## Exercise requirements
Search the data below for the word "text" and copy each line that holds it.

(Collection entries)
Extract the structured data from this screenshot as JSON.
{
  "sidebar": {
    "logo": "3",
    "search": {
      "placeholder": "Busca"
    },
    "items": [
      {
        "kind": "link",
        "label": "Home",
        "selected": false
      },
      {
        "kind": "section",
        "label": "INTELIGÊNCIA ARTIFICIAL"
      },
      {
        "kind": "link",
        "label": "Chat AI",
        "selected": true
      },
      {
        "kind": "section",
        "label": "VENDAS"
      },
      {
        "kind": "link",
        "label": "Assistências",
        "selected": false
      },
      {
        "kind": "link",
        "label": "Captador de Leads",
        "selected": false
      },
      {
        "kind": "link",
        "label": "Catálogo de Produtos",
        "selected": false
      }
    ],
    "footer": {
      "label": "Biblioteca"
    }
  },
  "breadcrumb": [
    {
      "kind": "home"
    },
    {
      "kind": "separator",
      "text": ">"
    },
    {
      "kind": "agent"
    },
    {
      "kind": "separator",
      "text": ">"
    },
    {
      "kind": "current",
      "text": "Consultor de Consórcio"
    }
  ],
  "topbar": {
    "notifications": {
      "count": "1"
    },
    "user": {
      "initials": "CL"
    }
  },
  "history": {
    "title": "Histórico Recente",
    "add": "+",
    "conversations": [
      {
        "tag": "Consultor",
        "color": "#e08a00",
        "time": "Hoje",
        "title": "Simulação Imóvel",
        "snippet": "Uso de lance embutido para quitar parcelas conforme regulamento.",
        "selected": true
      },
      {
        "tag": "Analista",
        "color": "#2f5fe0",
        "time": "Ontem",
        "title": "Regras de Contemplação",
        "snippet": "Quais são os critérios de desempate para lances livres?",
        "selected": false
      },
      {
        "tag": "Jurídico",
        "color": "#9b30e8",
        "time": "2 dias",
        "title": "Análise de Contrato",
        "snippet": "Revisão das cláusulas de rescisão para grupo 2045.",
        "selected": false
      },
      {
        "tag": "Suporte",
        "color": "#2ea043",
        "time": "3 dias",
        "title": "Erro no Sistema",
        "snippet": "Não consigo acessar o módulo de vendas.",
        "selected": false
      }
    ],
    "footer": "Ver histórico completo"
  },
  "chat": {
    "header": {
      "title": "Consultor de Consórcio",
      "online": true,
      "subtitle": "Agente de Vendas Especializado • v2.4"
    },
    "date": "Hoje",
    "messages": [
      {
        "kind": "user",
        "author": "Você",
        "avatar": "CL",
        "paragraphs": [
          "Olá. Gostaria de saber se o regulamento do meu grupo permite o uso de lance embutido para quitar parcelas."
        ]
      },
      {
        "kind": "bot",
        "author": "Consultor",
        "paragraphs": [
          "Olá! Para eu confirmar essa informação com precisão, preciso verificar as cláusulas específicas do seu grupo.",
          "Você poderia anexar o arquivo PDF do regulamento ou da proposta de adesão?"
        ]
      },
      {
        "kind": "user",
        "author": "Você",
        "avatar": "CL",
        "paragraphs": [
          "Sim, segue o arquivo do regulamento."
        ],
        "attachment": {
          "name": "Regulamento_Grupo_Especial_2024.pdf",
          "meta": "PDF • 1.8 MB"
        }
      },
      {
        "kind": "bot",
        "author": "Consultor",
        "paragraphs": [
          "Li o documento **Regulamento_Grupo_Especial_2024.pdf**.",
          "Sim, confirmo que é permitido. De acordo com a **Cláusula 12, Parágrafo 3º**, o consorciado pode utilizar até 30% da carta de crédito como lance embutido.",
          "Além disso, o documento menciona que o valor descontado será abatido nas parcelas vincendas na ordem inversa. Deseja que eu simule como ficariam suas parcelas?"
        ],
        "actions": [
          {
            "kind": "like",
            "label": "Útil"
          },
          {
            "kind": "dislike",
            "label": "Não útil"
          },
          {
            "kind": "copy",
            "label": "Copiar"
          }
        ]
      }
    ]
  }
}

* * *

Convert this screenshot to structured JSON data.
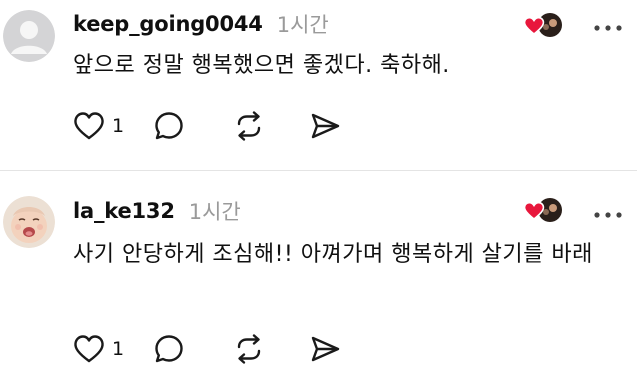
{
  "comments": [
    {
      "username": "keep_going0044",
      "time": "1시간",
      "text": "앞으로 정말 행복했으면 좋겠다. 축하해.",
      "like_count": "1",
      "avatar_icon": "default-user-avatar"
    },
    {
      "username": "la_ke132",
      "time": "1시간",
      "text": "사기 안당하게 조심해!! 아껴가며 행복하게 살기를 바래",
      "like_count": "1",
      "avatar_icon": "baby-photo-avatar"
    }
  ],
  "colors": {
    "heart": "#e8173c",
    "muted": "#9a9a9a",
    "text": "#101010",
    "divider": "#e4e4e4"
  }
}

## Response to this exercise
      "text": ">"
      "text": ">"
      "text": "Consultor de Consórcio"
      "text": "앞으로 정말 행복했으면 좋겠다. 축하해.",
      "text": "사기 안당하게 조심해!! 아껴가며 행복하게 살기를 바래",
    "text": "#101010",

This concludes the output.